Last week we told you about Christian Bay–Jørgensen’s idea to turn the famous Hollywood Sign into an hotel. Today, we feature another idea designed by Danish and Belgian architects Bart de Lege, Frederique Hermans, Jan Bloemen, Joep Verheijen, and Steven van Esser. You can find more information here.
More images and architect’s description after the break.
We found out through Archpaper’s Twitter (@archpaper), they are calling everyone to sign a petition to help save Remington Arms factory in Bridgeport, a Tate-worthy redbrick beauty. The Remington Arms factory in Bridgeport, Connecticut is a spectacular 1.5 million-square-foot structure of 13 interconnected buildings stretching over 76 acres. Now its future is imperiled.
In 1920, General Electric purchased the property, and produced thousands of small kitchen appliances in the plant, but GE slowly pulled manufacturing from the building, and closed it entirely in 2007. The company claims to have looked for development opportunities for the shuttered factory, but concluded that it is “functionally obsolete (and) inappropriate for modern uses.” Now GE plans to demolish the structure, leaving a huge vacant property in Bridgeport—a city that can ill afford more dereliction.
The Stormwater Infrastructure Matters (S.W.I.M.) Coalition invites you to join in for the first view of Minds in the Gutter, a juried exhibit of stormwater management designs for the public right-of-way. We invite you to view the selected designs and participate in a panel discussion among expert dreamers and do-ers in the field of stormwater management.
Architects: atelier V
Location: Santa Monica, CA, USA
Structural Engineer: Berkoz and Associates , Mr. Ertunga Berkoz, Mr. Naci Berkoz
MEP Engineer: Shamim Engineering, Inc., Mr. Mark Shamim, Mr. Kevin Shamim
Civil Engineer: Warren Goeke and Associates, Mr. Warren Goeke
General Contractor: Alpha Construction, Mr. John Ambicki, Mr. Louise Laxineta
Budget: US $11.20M
Project Year: 2009
Photographs: Mark Vaghei and Nataliaphotostudio
Back in December we told you about the international design competition to re-invigorate the park and city areas surrounding “one of the world’s most iconic monuments”, the Gateway Arch in St. Louis. The five finalist teams have been announced, and the winner will be selected on September, 2010. The finalist teams are:
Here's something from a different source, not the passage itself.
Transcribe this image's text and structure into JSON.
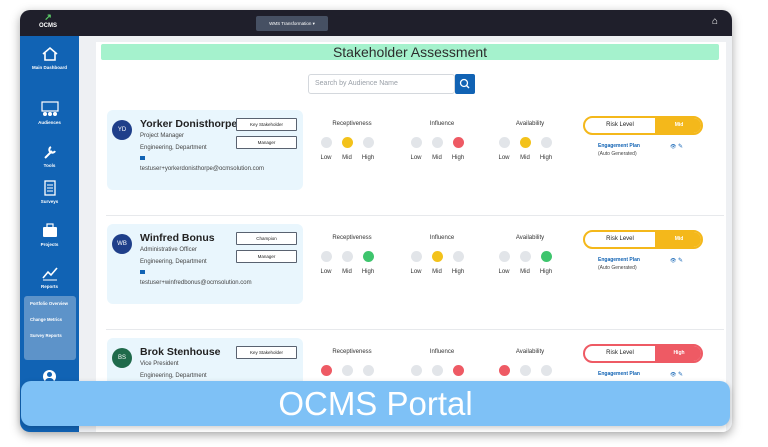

- Behnisch Team
- MVVA Team
- PWP Landscape Architecture, Foster + Partners, Civitas
- SOM, Hargreaves, BIG
- Weiss/Manfredi Team
For more information, go to the competition’s official website.
Last year, we told you about the party pavilion designed by students at SCI-Arc for the Coachella Music Festival. This year, Crimson Collective – a Los Angeles-based consortium of creative artists, architects, and designers – have unveiled their project “Ascension”, based on the Japanese legend of a Thousand Cranes (or Zenbazuru) for the inauguration of the 2010 Coachella Music and Arts Festival, April 16th through April 18th.
Universally accepted as a symbol of grace, wisdom, peace, and prosperity, Ascension is a 150-ft wide, 45-ft giant white origami crane crafted from soaring planes of white fabric and a modular aluminum and tension wire skeleton. Physically, the giant creature will serve as a living art installation; a beacon, a shelter, and a destination for visitors. Metaphorically, the giant crane carries a universal message of peace meant to be for and from the over 100,000 attendees at the annual 3-day music festival.
More images, a video and description after the break.
Every now and then, we find some crazy ideas around the web. What about this one? Christian Bay – Jørgensen, owner of Bay Arch, has an idea to turn the famous Hollywood Sign into an hotel. This could solve the money/land issues that have been sorrounding the sign lately. The plan calls for the famous letters to be enlarged to double the size, building them out from the back, allowing guests to stay inside the Hollywood sign itself.
Seen at Slashfilm. More images after the break.